begged leave to set the House right with regard to this company, of which he would state in the outset that he was one of the directors. The Government of Canada was anxious to obtain steam communication with this country; but private enterprise had been appealed to in vain, and at last this company was started. The opposition to the charter did not proceed "from private enterprise," but from parties who received from Government 140,000l a year for carrying the mails; and it also came from the Collins line, who were strongly aided by the public money of another country. He would also call the attention of the House to the fact, that the incorporation of the company would enable them to offer very great advantages to the Irish emigrant, who would avoid the miseries of going to Liverpool, and might embark either at one of the western ports, or at some port of call, such as Cork or Belfast. The fact that men of the highest station in Canada and Newfoundland (which island was deeply interested in this matter) were connected with the company, ought to have saved them from the imputation of an anxiety to raise the value of their shares in the market. It was a bonâ fide undertaking, which was intended to be carried out without asking for a single shilling from the Government. A contract had been entered into with the Government of Canada, and if the charter was granted, there would be steam communication between the two countries; if not, he believed that Canada would go without it for a very long time.
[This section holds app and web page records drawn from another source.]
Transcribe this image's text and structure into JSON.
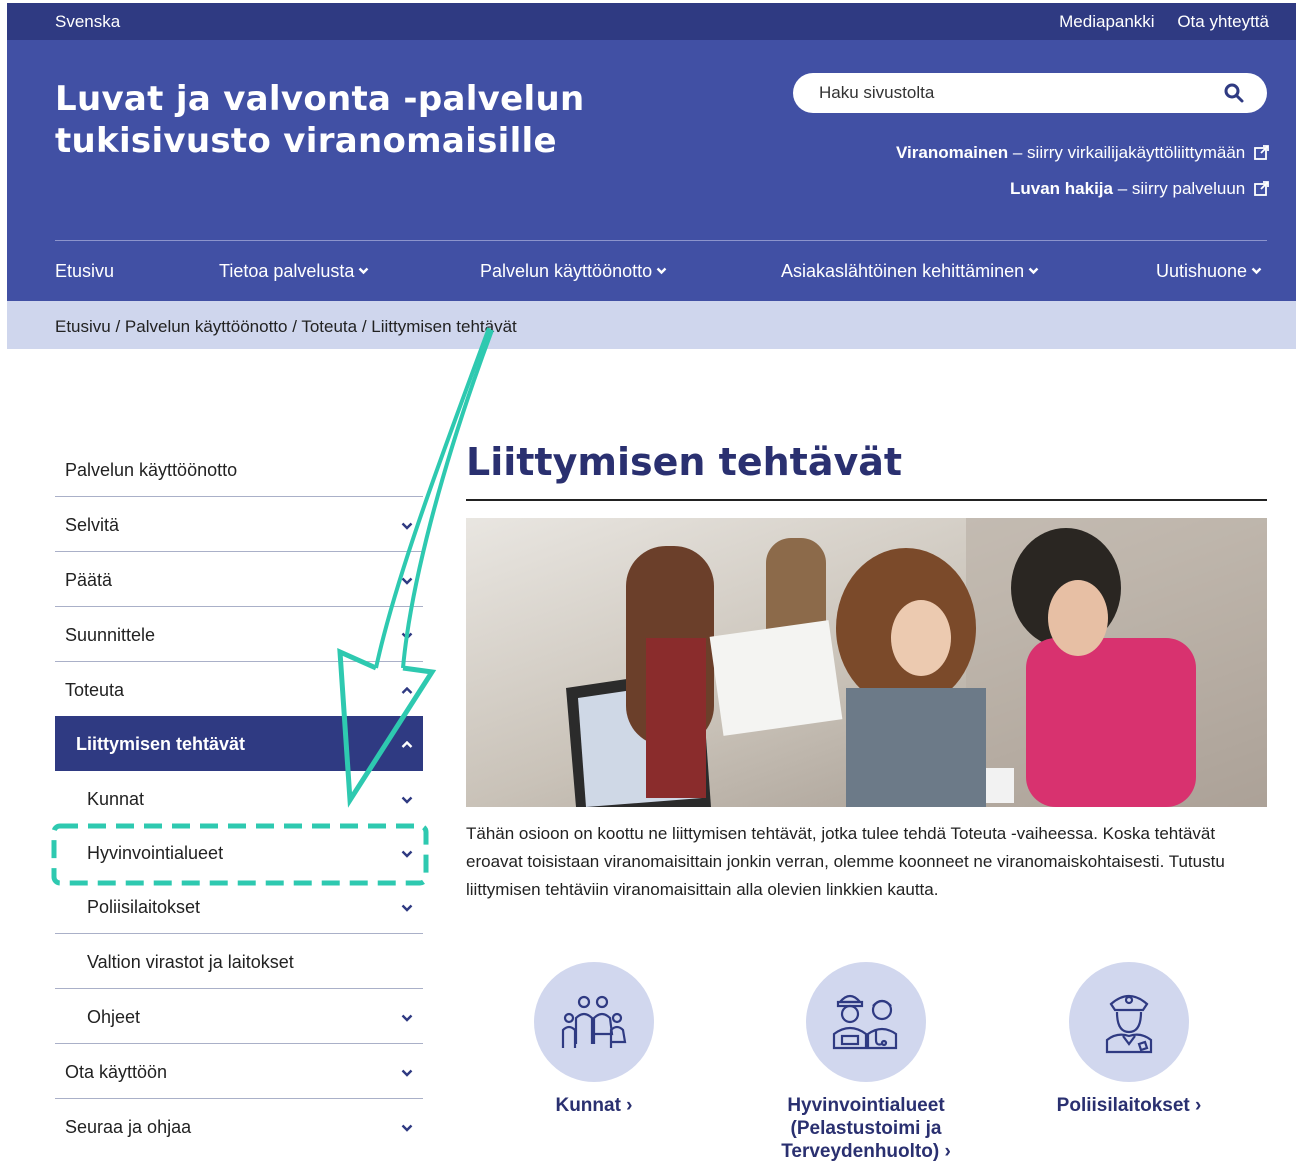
{
  "topbar": {
    "language": "Svenska",
    "links": [
      "Mediapankki",
      "Ota yhteyttä"
    ]
  },
  "header": {
    "title_line1": "Luvat ja valvonta -palvelun",
    "title_line2_a": "tukisivusto",
    "title_line2_b": "viranomaisille",
    "search_placeholder": "Haku sivustolta",
    "link1_bold": "Viranomainen",
    "link1_rest": " – siirry virkailijakäyttöliittymään",
    "link2_bold": "Luvan hakija",
    "link2_rest": " – siirry palveluun"
  },
  "nav": [
    "Etusivu",
    "Tietoa palvelusta",
    "Palvelun käyttöönotto",
    "Asiakaslähtöinen kehittäminen",
    "Uutishuone"
  ],
  "breadcrumb": "Etusivu / Palvelun käyttöönotto / Toteuta / Liittymisen tehtävät",
  "sidebar": {
    "items": [
      {
        "label": "Palvelun käyttöönotto"
      },
      {
        "label": "Selvitä"
      },
      {
        "label": "Päätä"
      },
      {
        "label": "Suunnittele"
      },
      {
        "label": "Toteuta"
      },
      {
        "label": "Liittymisen tehtävät"
      },
      {
        "label": "Kunnat"
      },
      {
        "label": "Hyvinvointialueet"
      },
      {
        "label": "Poliisilaitokset"
      },
      {
        "label": "Valtion virastot ja laitokset"
      },
      {
        "label": "Ohjeet"
      },
      {
        "label": "Ota käyttöön"
      },
      {
        "label": "Seuraa ja ohjaa"
      }
    ]
  },
  "main": {
    "title": "Liittymisen tehtävät",
    "intro": "Tähän osioon on koottu ne liittymisen tehtävät, jotka tulee tehdä Toteuta -vaiheessa. Koska tehtävät eroavat toisistaan viranomaisittain jonkin verran, olemme koonneet ne viranomaiskohtaisesti. Tutustu liittymisen tehtäviin viranomaisittain alla olevien linkkien kautta.",
    "cards": [
      {
        "label": "Kunnat ›",
        "icon": "family-icon"
      },
      {
        "label": "Hyvinvointialueet (Pelastustoimi ja Terveydenhuolto) ›",
        "icon": "firefighter-doctor-icon"
      },
      {
        "label": "Poliisilaitokset ›",
        "icon": "police-officer-icon"
      }
    ]
  },
  "colors": {
    "brand_dark": "#2f3a82",
    "brand": "#4150a4",
    "breadcrumb_bg": "#cfd6ed",
    "annotation": "#2ec9b0"
  }
}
said, it might be a reason for not granting a charter in this case if there were no peculiar facilities granted to other companies; but they knew very well that there were two large and powerful companies who were largely assisted by this country and the United States, and in consequence they had a monopoly now. He wished strongly to impress upon the House the importance of steam communication between Ireland and Canada, which appeared to have been left entirely out of consideration.


said, the Act of Parliament left it to the Board of Trade, whether a charter should be granted or not, and his constituents were quite satisfied with the sound judgment of the President of the Board of Trade. In many of the principles laid down he perfectly concurred; but there were cases where it was most desirable that limited responsibility should be given, but the Board of Trade might foster projects which did not come within the scope of private enterprise. He thought that private enterprise was much more likely to be successful, than enterprises undertaken by companies managed by boards of directors. He hoped the hon. Gentleman would not persevere in the Motion he had made.


was of opinion that, if the President of the Board of Trade would leave the matter to the enterprise of private parties, steam communication would be established not only between England and Canada, but between England and China. Screw-ships were building for the latter trade. Emigrants, he believed, would be as well accommodated by a company without a subsidy or a charter, as by one with a subsidy or a charter. He recommended his hon. Friend to withdraw the Motion.


said, what they wanted was, "a clear stage and no favour" for any company whatever. He should be extremely sorry to ask for papers, the production of which would embarrass the right hon. Gentleman. If there was any negotiation going on with any foreign State, there might be a difficulty, but there was no difficulty in the present case; but as the right hon. Gentleman was of a different opinion, he would withdraw the Motion, and lie trusted and was confident that he would do justice to all parties.


expressed his conviction that steam navigation to Canada would be as effectually carried out by private enterprise from Glasgow and Liverpool as by means of any charter whatever.

Motion, by leave, withdrawn.